SL: Yes, I think I was referring to somebody’s great line about how all writers consider themselves realists. They’re trying to describe the world as they see it. When it doesn’t match up with the official culture’s version of reality, then it’s satire or fantasy or something else. Realism is just one technique — realism has got nothing to do with reality; it’s a literary device and it’s a fine one. I’ve probably been bouncing around on the spectrum of more realism here, less realism there, with everything. I try out different places on that spectrum. It’s a technique; it’s an approach.
EA: Another thing you guys talked about was whether it ever feels demeaning to be called a comic novelist or a comic writer?
SL: The term seriocomic never bothered me. I find life incredibly solemn and incredibly funny, and I’m sure most people do too. I try to get as much of all of that into the work.
EA: Which authors make you laugh?
SL: A lot of authors make me laugh. George Saunders is certainly one of them. Going back to writers that meant everything to me — Stanley Elkin was one, Barry Hannah was another. I’ve loved the work of DeLillo but I wouldn’t say he always made me laugh. But for the most part the people that formed me or informed me as writers had some streak of humor in them, some wildness, some funny wildness to them.
There are certain writers who accrue a kind of bleakness that becomes funny. You read Thomas Bernhard, and it seems like there’s always a very dark humor undercurrent running through all his things that makes them seem more solemn. I admire writers that do that.
I think it was Cioran who said every book is a postponed suicide. And getting back to something Barthelme said, this notion that a book where bleak things happen is bleak, I don’t find to be true. I find that a book where bleak things happen might be, just through its existence and through its attempt to find poetry out of these perhaps horrible elements, is a kind of celebration and should be relished. The content doesn’t need to say, as so many things do, “Oh, it’ll be okay.” It may not be okay, but this thing exists. Somebody made something that one can commiserate with, that one can get various sorts of thrills from — that in and of itself is uplifting. The what of the book or the story doesn’t need to declare some sort of redemptive, happy future.
EA: One of the main things I noticed about this collection versus Venus Drive is that it seems more violent, maybe a little — maybe not bleaker — but it seems like a lot of people are dying or getting jumped or throttled.

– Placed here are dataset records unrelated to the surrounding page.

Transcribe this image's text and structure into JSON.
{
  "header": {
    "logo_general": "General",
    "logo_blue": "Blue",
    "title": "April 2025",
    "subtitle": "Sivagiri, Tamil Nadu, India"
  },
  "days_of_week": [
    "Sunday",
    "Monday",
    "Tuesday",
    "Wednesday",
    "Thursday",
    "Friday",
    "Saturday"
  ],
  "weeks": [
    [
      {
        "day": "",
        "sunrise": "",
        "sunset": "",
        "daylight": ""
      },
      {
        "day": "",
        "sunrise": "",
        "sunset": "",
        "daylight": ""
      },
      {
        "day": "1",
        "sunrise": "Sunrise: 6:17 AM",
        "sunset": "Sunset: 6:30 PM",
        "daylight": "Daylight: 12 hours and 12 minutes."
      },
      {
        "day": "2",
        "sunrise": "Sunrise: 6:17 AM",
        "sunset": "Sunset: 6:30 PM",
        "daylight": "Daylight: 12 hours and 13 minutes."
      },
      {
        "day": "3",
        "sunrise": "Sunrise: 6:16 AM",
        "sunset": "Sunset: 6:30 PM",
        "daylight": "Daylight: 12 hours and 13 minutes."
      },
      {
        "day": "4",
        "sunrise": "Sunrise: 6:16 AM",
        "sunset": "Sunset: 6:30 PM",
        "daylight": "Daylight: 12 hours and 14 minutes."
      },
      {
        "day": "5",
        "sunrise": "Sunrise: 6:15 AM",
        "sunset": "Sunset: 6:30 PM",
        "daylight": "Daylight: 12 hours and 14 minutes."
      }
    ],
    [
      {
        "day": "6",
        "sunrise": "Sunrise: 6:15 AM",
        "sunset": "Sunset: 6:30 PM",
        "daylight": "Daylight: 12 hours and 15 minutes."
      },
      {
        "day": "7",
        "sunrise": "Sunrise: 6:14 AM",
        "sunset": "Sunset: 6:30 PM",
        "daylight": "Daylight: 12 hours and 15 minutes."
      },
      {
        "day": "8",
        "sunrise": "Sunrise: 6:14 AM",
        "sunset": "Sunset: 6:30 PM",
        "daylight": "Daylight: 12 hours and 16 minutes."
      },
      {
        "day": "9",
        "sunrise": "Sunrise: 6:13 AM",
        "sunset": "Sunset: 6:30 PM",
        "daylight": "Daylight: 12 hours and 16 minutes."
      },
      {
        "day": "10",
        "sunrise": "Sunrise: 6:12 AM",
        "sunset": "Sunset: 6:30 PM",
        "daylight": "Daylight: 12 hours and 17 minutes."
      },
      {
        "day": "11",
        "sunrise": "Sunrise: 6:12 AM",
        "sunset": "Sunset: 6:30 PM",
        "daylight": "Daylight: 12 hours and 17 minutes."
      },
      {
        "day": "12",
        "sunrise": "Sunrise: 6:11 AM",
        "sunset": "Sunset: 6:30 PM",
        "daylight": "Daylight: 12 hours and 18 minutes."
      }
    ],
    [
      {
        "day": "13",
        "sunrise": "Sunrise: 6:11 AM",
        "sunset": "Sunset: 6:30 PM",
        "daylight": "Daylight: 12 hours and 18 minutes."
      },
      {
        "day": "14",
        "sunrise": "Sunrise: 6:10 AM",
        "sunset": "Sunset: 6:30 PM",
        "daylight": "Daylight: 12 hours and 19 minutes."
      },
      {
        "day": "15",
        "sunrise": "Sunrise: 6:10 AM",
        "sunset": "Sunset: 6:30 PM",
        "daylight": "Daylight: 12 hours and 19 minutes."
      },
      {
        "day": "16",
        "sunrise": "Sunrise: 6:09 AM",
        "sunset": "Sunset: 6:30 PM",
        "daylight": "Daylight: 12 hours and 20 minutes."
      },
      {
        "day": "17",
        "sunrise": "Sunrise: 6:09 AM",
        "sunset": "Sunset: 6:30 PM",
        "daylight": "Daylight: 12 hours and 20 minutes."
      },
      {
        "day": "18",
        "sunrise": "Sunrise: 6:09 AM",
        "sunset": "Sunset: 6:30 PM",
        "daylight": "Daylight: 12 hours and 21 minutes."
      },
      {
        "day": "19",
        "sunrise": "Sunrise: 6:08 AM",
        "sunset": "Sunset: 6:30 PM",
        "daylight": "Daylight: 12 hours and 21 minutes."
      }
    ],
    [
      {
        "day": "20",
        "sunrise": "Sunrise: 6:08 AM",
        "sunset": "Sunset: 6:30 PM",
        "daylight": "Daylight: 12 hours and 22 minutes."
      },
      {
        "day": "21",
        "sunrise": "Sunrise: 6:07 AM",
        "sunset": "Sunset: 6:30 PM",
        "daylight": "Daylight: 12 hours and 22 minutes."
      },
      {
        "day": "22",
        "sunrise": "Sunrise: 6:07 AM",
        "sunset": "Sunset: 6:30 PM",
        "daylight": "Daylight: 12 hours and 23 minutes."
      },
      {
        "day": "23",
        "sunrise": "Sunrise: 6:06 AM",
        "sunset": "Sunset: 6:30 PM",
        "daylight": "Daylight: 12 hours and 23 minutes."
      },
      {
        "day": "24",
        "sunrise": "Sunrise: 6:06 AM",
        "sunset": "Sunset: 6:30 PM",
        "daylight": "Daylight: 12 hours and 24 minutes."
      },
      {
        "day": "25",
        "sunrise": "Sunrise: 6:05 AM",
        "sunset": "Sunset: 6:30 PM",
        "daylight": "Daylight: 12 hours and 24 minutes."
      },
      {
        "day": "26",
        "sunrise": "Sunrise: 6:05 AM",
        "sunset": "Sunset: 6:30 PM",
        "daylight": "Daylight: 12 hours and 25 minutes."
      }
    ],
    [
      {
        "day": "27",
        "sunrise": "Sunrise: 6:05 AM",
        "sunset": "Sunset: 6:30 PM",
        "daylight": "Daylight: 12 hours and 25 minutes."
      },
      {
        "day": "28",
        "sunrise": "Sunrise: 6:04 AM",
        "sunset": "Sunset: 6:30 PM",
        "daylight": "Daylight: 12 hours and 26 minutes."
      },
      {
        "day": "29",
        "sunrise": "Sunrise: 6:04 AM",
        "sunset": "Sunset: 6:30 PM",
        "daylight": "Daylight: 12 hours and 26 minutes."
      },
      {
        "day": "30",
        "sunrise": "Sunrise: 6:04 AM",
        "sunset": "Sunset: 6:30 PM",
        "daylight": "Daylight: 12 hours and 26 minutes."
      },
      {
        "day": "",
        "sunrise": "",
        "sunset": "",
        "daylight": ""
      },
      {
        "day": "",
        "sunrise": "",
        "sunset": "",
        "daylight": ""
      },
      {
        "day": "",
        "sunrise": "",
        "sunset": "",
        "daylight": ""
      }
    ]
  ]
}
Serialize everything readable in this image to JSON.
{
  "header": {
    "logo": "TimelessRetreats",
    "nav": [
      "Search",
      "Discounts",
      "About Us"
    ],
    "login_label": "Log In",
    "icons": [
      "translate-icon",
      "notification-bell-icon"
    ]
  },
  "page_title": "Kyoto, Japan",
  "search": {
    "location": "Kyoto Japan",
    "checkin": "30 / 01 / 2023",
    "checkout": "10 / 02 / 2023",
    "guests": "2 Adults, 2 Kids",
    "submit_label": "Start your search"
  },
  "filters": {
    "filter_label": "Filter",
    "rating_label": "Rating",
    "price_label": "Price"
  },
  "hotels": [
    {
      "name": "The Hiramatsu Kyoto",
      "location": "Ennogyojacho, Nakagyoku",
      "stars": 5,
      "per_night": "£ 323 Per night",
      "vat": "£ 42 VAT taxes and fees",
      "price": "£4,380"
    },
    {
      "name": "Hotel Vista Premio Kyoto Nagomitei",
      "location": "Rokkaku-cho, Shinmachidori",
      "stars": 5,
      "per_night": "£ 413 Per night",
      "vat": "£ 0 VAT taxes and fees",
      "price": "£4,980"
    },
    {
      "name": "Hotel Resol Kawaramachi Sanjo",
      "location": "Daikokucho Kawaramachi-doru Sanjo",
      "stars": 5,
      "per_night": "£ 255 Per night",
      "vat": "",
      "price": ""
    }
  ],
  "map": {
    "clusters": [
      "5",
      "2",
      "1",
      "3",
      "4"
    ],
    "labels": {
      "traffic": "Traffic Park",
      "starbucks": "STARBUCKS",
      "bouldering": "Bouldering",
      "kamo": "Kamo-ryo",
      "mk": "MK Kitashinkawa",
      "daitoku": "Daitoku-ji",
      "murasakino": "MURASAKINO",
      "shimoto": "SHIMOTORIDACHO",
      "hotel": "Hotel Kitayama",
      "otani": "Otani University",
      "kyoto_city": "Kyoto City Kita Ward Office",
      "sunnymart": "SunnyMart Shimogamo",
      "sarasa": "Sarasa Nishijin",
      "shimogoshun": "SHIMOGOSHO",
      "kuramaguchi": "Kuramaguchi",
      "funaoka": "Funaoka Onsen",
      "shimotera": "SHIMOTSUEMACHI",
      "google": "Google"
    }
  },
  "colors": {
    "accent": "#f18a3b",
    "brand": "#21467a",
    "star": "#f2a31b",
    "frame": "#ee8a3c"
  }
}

How do you feel when you assault a character, or kill off someone?
SL: I guess this book is a little more violent than some other stuff. That’s maybe a sense of occasionally wanting some consequence to all of the swaggering and brandishing of weapons. I remember when I was writing Home Land, I had this scene where there are these kids doing all this speed upstairs from the narrator, and they’re chattering all night, annoying the narrator. And then one of them ODs, and the ambulance comes, and I remember my wife saying, “Why doesn’t he just die? People actually die from doing this. Nobody else is really dying in the book. At least kill this guy.”
EA: Could you talk a little about the trick of making endings feel both inevitable and unpredictable?
SL: The inevitable part comes from the teasing out the logic to its conclusion. The surprising part is the array of tricks you use to make it seem like it came out of nowhere. Endings sneak up on me. Once I put a certain kind of logic in motion, they tend to be logical endings for the logic of the story. But I can’t see ahead so far that I see what that’s going to be. I need to bump into it. Oh, that’s it. Oh of course it would be that. So that’s the first draft, with me bumping into, stumbling over the natural ending, and maybe even overshooting and realizing, oh it was here, and coming back. That’s why revision has always been so important to me, because the whole thing has been this blind stumble; it can’t be the best it can be. That’s usually how endings work. A sharper, more critical mind might be able to say, “Well, I saw that coming.” But I didn’t.